Copy out the entries that follow, unchanged.

**EXTRACTED RECORDS:**
=== Begin Enclosure ===
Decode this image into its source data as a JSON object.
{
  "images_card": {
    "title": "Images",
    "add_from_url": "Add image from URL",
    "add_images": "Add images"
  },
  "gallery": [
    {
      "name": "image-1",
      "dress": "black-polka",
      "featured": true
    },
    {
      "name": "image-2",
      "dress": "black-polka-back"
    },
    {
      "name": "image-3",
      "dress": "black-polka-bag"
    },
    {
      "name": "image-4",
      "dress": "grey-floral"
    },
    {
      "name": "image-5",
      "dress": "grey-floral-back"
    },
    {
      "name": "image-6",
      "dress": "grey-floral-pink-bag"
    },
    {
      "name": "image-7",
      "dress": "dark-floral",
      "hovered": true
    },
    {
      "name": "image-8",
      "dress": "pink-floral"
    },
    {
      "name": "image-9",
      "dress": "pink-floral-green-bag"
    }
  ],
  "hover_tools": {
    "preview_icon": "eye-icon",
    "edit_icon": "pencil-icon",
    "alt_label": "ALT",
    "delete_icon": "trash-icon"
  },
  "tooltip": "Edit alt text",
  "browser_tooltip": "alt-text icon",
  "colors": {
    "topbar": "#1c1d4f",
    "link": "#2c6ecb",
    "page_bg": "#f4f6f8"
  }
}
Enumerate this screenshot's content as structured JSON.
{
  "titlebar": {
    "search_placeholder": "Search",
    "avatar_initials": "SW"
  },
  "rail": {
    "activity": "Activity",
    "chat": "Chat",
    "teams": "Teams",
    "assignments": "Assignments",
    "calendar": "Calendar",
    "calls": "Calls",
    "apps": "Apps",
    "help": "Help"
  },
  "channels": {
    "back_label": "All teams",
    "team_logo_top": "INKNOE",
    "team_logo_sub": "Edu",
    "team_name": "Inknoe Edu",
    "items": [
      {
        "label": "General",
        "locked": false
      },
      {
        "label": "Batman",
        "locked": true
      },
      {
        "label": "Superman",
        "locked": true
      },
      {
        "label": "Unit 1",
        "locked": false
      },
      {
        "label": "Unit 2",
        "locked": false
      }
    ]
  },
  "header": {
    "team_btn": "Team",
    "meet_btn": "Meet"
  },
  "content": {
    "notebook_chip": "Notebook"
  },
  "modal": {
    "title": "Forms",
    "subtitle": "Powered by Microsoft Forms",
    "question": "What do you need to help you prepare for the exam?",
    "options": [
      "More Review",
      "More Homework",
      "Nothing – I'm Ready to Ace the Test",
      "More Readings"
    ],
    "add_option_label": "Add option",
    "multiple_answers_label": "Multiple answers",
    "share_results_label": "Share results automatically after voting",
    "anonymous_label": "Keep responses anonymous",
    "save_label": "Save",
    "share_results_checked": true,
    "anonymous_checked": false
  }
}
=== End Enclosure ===
**RESPONSE AREA:**
Decode this image into its source data as a JSON object.
{
  "images_card": {
    "title": "Images",
    "add_from_url": "Add image from URL",
    "add_images": "Add images"
  },
  "gallery": [
    {
      "name": "image-1",
      "dress": "black-polka",
      "featured": true
    },
    {
      "name": "image-2",
      "dress": "black-polka-back"
    },
    {
      "name": "image-3",
      "dress": "black-polka-bag"
    },
    {
      "name": "image-4",
      "dress": "grey-floral"
    },
    {
      "name": "image-5",
      "dress": "grey-floral-back"
    },
    {
      "name": "image-6",
      "dress": "grey-floral-pink-bag"
    },
    {
      "name": "image-7",
      "dress": "dark-floral",
      "hovered": true
    },
    {
      "name": "image-8",
      "dress": "pink-floral"
    },
    {
      "name": "image-9",
      "dress": "pink-floral-green-bag"
    }
  ],
  "hover_tools": {
    "preview_icon": "eye-icon",
    "edit_icon": "pencil-icon",
    "alt_label": "ALT",
    "delete_icon": "trash-icon"
  },
  "tooltip": "Edit alt text",
  "browser_tooltip": "alt-text icon",
  "colors": {
    "topbar": "#1c1d4f",
    "link": "#2c6ecb",
    "page_bg": "#f4f6f8"
  }
}
Enumerate this screenshot's content as structured JSON.
{
  "titlebar": {
    "search_placeholder": "Search",
    "avatar_initials": "SW"
  },
  "rail": {
    "activity": "Activity",
    "chat": "Chat",
    "teams": "Teams",
    "assignments": "Assignments",
    "calendar": "Calendar",
    "calls": "Calls",
    "apps": "Apps",
    "help": "Help"
  },
  "channels": {
    "back_label": "All teams",
    "team_logo_top": "INKNOE",
    "team_logo_sub": "Edu",
    "team_name": "Inknoe Edu",
    "items": [
      {
        "label": "General",
        "locked": false
      },
      {
        "label": "Batman",
        "locked": true
      },
      {
        "label": "Superman",
        "locked": true
      },
      {
        "label": "Unit 1",
        "locked": false
      },
      {
        "label": "Unit 2",
        "locked": false
      }
    ]
  },
  "header": {
    "team_btn": "Team",
    "meet_btn": "Meet"
  },
  "content": {
    "notebook_chip": "Notebook"
  },
  "modal": {
    "title": "Forms",
    "subtitle": "Powered by Microsoft Forms",
    "question": "What do you need to help you prepare for the exam?",
    "options": [
      "More Review",
      "More Homework",
      "Nothing – I'm Ready to Ace the Test",
      "More Readings"
    ],
    "add_option_label": "Add option",
    "multiple_answers_label": "Multiple answers",
    "share_results_label": "Share results automatically after voting",
    "anonymous_label": "Keep responses anonymous",
    "save_label": "Save",
    "share_results_checked": true,
    "anonymous_checked": false
  }
}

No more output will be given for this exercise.